* **Excerpts from a dataset**
Content starts

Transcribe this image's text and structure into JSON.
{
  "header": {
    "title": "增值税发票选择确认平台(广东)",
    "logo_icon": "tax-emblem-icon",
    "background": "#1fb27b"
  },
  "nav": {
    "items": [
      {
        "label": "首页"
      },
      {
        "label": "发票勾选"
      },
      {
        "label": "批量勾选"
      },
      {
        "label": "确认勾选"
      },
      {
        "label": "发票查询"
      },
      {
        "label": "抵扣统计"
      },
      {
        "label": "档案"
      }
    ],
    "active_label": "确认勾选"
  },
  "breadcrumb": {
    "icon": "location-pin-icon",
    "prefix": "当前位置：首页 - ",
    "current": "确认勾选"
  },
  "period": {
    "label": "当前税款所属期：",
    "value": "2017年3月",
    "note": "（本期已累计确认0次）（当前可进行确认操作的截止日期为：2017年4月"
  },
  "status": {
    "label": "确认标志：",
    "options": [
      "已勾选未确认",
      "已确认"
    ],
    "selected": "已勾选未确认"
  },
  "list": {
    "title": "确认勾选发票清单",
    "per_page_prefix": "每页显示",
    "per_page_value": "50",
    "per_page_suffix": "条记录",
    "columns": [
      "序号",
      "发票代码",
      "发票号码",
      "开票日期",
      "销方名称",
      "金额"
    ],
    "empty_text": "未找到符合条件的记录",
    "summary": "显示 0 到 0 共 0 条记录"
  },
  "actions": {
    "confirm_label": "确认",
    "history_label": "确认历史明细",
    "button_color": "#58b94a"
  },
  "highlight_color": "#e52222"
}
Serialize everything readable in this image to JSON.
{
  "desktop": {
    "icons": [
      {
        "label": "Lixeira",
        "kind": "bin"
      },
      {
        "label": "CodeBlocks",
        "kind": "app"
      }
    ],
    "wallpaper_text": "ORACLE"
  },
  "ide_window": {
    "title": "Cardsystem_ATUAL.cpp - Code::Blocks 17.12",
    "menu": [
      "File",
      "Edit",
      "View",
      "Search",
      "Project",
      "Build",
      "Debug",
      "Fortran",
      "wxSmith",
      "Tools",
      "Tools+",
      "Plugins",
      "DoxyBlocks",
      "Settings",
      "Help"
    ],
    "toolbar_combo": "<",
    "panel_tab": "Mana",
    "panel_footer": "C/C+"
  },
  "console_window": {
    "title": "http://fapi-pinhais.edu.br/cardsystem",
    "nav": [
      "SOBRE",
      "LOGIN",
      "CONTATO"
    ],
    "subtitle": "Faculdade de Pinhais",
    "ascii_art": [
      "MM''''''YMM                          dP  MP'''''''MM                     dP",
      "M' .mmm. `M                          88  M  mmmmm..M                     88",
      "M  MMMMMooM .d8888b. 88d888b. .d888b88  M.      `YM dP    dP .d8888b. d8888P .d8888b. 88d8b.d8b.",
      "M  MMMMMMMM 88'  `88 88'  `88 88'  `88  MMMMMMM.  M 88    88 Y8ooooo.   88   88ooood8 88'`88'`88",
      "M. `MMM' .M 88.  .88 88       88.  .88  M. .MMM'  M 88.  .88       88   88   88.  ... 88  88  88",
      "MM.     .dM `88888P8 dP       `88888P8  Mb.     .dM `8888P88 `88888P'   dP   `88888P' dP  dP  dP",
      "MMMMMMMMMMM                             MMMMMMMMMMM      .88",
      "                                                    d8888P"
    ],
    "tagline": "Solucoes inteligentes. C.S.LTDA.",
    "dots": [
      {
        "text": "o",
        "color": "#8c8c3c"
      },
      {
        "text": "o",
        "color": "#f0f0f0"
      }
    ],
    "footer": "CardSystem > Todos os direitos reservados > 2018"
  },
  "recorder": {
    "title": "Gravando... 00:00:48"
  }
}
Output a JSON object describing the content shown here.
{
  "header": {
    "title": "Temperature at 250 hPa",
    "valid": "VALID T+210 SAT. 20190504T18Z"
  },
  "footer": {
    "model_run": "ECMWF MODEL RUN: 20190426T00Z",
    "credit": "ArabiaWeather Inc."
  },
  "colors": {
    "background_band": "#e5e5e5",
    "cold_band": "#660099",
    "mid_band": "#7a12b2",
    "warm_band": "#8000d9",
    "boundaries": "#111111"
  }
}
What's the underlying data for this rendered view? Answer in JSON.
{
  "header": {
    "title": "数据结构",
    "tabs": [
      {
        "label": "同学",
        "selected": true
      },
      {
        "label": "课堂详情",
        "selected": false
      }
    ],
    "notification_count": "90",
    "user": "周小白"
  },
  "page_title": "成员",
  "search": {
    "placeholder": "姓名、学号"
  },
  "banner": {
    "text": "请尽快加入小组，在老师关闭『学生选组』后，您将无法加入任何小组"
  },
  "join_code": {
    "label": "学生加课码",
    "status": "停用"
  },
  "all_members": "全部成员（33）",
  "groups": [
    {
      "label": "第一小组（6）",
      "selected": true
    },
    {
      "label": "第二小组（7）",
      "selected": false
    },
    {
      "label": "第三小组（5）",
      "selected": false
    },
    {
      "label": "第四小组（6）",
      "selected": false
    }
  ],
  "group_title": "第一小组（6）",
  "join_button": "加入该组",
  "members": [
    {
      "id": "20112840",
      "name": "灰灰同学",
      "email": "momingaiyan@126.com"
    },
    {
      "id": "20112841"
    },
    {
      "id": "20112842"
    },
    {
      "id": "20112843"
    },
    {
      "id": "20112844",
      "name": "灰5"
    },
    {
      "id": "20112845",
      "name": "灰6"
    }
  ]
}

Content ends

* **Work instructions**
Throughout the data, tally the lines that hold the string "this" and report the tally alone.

* **Final answer**
3